New reports show how physicians can improve patient safety and help themselves with two simple steps: Stopping the practice of conducting surgeries at the same time on different patients, and writing prescriptions electronically instead of by hand.
Jamming up on complex surgeries
Investigative journalists at the Boston Globe deserve credit for reporting on a dispute over elite surgeons’ conducting several complicated operations at the same time. Surgeons defend this long-standing practice, saying it lets them help more patients and teach residents, and hasn’t been shown to be detrimental.
But staff at one of the nation’s leading academic medical centers disagree. They have criticized the practice, and told their leadership that they fear multiple, concurrent surgeries endanger patients. That has created an internecine conflict in the institution, pitting select, top surgeons against each other and hospital staff.
The Globe, in its investigation, reported on a Bostonian who suffered paralysis during a difficult, complicated spinal operation. His renowned specialist went in and out of that operation because he was also operating on another patient with an equally complex and demanding procedure.
Professional organizations are scrutinizing existing guidelines about this practice, and it has drawn the scrutiny, the Globe says, of a U.S. senator.
Frankly, as someone who has seen how lots of operations can and do go wrong, it’s unfathomable why surgeons for ego or financial reasons would jam themselves up with several procedures at once. Surgery, to be fair, is physically and mentally taxing, especially when procedures are long and complex. Top docs are in plenty demand, and they have ample access to resources, like operating room time, residents and fellows, not to mention patients. It’s unconscionable that hospitals and colleagues tolerate this for patients’ and safety’s sake.
Will New York lead the rest of the world into modernity with its requirement that doctors “write” electronic prescriptions from now on? Physicians’ scripts, of course, have been the subject of endless jokes about MDs’ execrable, illegible handwriting.
But there’s no humor when indecipherable prescriptions played a part in patients’ getting wrong medications that have harmed or even killed them. To deal with that danger, officials in the Empire State say that it’s past time to ditch old-fashioned prescription pads
Handwritten prescriptions also need to go because authorities say they need more than ever before to track and crack down on drug abuse and illicit dispensing. As I’ve written recently, the federal government has sent the sternest possible message to doctors that they need to slash their dispensing of powerful, addictive painkillers.
Adding electronic prescriptions to the increasingly prevalent e-medical records also could give physicians a fuller, more efficient picture of their patients’ health. It may give health care experts abundant new data with powerful insights about the use, effectiveness, and costs of drugs.

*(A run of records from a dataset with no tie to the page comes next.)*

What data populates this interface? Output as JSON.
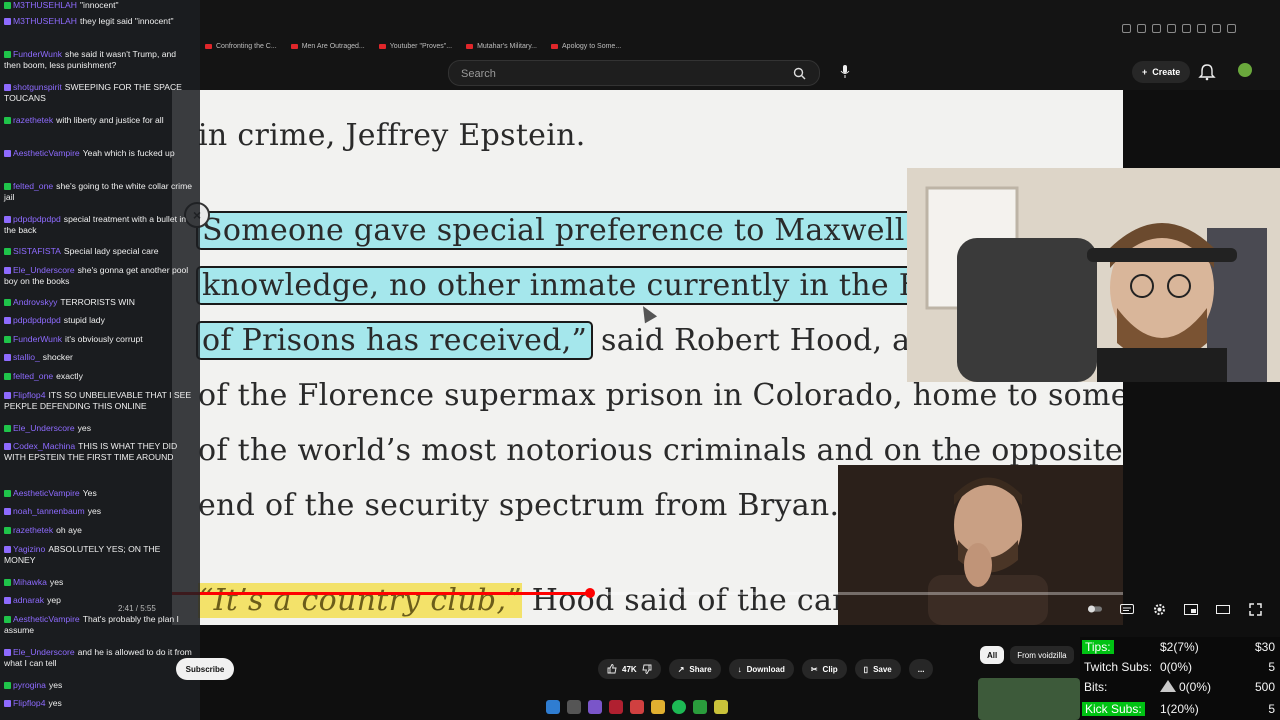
{
  "browser": {
    "bookmarks": [
      "Confronting the C...",
      "Men Are Outraged...",
      "Youtuber \"Proves\"...",
      "Mutahar's Military...",
      "Apology to Some..."
    ]
  },
  "youtube": {
    "search_placeholder": "Search",
    "create_label": "Create",
    "subscribe_label": "Subscribe",
    "likes": "47K",
    "share_label": "Share",
    "download_label": "Download",
    "clip_label": "Clip",
    "save_label": "Save",
    "more_label": "...",
    "chip_all": "All",
    "chip_from": "From voidzilla",
    "time": "2:41 / 5:55",
    "progress_fraction": 0.44
  },
  "article": {
    "line1": "in crime, Jeffrey Epstein.",
    "line2": "Someone gave special preference to Maxwell t",
    "line3": "knowledge, no other inmate currently in the Fe",
    "line4_hl": "of Prisons has received,”",
    "line4_rest": " said Robert Hood, a fo",
    "line5": "of the Florence supermax prison in Colorado, home to some",
    "line6": "of the world’s most notorious criminals and on the opposite",
    "line7": "end of the security spectrum from Bryan.",
    "line8_hl": "“It’s a country club,”",
    "line8_rest": " Hood said of the cam"
  },
  "chat": [
    {
      "user": "M3THUSEHLAH",
      "text": "\"innocent\"",
      "color": "#8e6bff"
    },
    {
      "user": "M3THUSEHLAH",
      "text": "they legit said \"innocent\"",
      "color": "#8e6bff"
    },
    {
      "user": "FunderWunk",
      "text": "she said it wasn't Trump, and then boom, less punishment?",
      "color": "#8e6bff"
    },
    {
      "user": "shotgunspirit",
      "text": "SWEEPING FOR THE SPACE TOUCANS",
      "color": "#8e6bff"
    },
    {
      "user": "razethetek",
      "text": "with liberty and justice for all",
      "color": "#8e6bff"
    },
    {
      "user": "AestheticVampire",
      "text": "Yeah which is fucked up",
      "color": "#8e6bff"
    },
    {
      "user": "felted_one",
      "text": "she's going to the white collar crime jail",
      "color": "#8e6bff"
    },
    {
      "user": "pdpdpdpdpd",
      "text": "special treatment with a bullet in the back",
      "color": "#8e6bff"
    },
    {
      "user": "SISTAFISTA",
      "text": "Special lady special care",
      "color": "#8e6bff"
    },
    {
      "user": "Ele_Underscore",
      "text": "she's gonna get another pool boy on the books",
      "color": "#8e6bff"
    },
    {
      "user": "Androvskyy",
      "text": "TERRORISTS WIN",
      "color": "#8e6bff"
    },
    {
      "user": "pdpdpdpdpd",
      "text": "stupid lady",
      "color": "#8e6bff"
    },
    {
      "user": "FunderWunk",
      "text": "it's obviously corrupt",
      "color": "#8e6bff"
    },
    {
      "user": "stallio_",
      "text": "shocker",
      "color": "#8e6bff"
    },
    {
      "user": "felted_one",
      "text": "exactly",
      "color": "#8e6bff"
    },
    {
      "user": "Flipflop4",
      "text": "ITS SO UNBELIEVABLE THAT I SEE PEKPLE DEFENDING THIS ONLINE",
      "color": "#8e6bff"
    },
    {
      "user": "Ele_Underscore",
      "text": "yes",
      "color": "#8e6bff"
    },
    {
      "user": "Codex_Machina",
      "text": "THIS IS WHAT THEY DID WITH EPSTEIN THE FIRST TIME AROUND",
      "color": "#8e6bff"
    },
    {
      "user": "AestheticVampire",
      "text": "Yes",
      "color": "#8e6bff"
    },
    {
      "user": "noah_tannenbaum",
      "text": "yes",
      "color": "#8e6bff"
    },
    {
      "user": "razethetek",
      "text": "oh aye",
      "color": "#8e6bff"
    },
    {
      "user": "Yagizino",
      "text": "ABSOLUTELY YES; ON THE MONEY",
      "color": "#8e6bff"
    },
    {
      "user": "Mihawka",
      "text": "yes",
      "color": "#8e6bff"
    },
    {
      "user": "adnarak",
      "text": "yep",
      "color": "#8e6bff"
    },
    {
      "user": "AestheticVampire",
      "text": "That's probably the plan I assume",
      "color": "#8e6bff"
    },
    {
      "user": "Ele_Underscore",
      "text": "and he is allowed to do it from what I can tell",
      "color": "#8e6bff"
    },
    {
      "user": "pyrogina",
      "text": "yes",
      "color": "#8e6bff"
    },
    {
      "user": "Flipflop4",
      "text": "yes",
      "color": "#8e6bff"
    }
  ],
  "stats": {
    "tips_label": "Tips:",
    "tips_value": "$2(7%)",
    "tips_goal": "$30",
    "twitch_label": "Twitch Subs:",
    "twitch_value": "0(0%)",
    "twitch_goal": "5",
    "bits_label": "Bits:",
    "bits_value": "0(0%)",
    "bits_goal": "500",
    "kick_label": "Kick Subs:",
    "kick_value": "1(20%)",
    "kick_goal": "5"
  }
}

Still, as comments on recent reports of New York’s change suggest, officials need to address consumers’ pragmatic issues with e-prescriptions.

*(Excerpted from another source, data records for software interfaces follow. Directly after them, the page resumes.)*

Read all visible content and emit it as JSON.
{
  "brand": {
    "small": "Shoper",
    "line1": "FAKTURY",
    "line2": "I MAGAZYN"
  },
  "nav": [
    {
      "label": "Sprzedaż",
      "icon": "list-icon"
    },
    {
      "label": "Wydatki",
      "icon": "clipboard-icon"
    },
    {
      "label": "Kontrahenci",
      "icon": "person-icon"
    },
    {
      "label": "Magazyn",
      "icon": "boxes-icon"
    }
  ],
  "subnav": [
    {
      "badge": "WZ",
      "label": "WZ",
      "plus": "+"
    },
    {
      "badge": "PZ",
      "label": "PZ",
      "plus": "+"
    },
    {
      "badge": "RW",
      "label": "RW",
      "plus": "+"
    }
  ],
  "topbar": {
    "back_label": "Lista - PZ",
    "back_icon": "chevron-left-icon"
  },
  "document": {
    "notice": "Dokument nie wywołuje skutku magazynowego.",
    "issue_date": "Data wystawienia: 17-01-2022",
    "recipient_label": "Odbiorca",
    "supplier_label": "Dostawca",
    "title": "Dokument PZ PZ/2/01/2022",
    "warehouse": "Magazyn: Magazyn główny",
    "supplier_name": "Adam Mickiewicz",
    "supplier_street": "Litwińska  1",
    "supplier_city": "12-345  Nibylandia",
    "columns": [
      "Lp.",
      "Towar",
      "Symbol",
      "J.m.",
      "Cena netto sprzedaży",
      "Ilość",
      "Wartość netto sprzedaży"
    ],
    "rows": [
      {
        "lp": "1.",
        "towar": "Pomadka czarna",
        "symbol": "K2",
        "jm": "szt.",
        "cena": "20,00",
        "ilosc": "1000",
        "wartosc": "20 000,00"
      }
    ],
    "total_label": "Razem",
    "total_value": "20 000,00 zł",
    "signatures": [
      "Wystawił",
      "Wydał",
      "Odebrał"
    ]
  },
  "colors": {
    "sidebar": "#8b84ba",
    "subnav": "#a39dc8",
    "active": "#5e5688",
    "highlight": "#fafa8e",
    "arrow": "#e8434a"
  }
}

The change to e-prescriptions forces patients to know which pharmacy they want to fill their drug orders. If the meds aren’t available at the designated spot or prove to be costlier than at another vendor, patients can encounter major inconveniences. That’s because their doctors must cancel and resend the prescription elsewhere—and they may not be around at night or on weekends or holidays to do so. Patients also are expressing privacy concerns about databases that can be created with the e-prescription information.
It’s a premise worth consideration: With the volume of patients that nurses and doctors care for, are errors almost inevitable? And are caregivers second victims when medical mistakes happen? An intriguing report looks at the big demands placed on doctors and nurses, and examines the huge toll these take, including the constant fear of doing something wrong that harms patients.
The piece notes the prevalence today of “serious adverse events”—major medical errors– examining the sad effects they can have on nurses and doctors who commit them. The fear surrounding error, the author suggests, prevents caregivers from speaking out. It prevents the disclosure and conversations that could lead hospitals, in particular, to finding and preventing systems or procedural problems that lead to patient harm.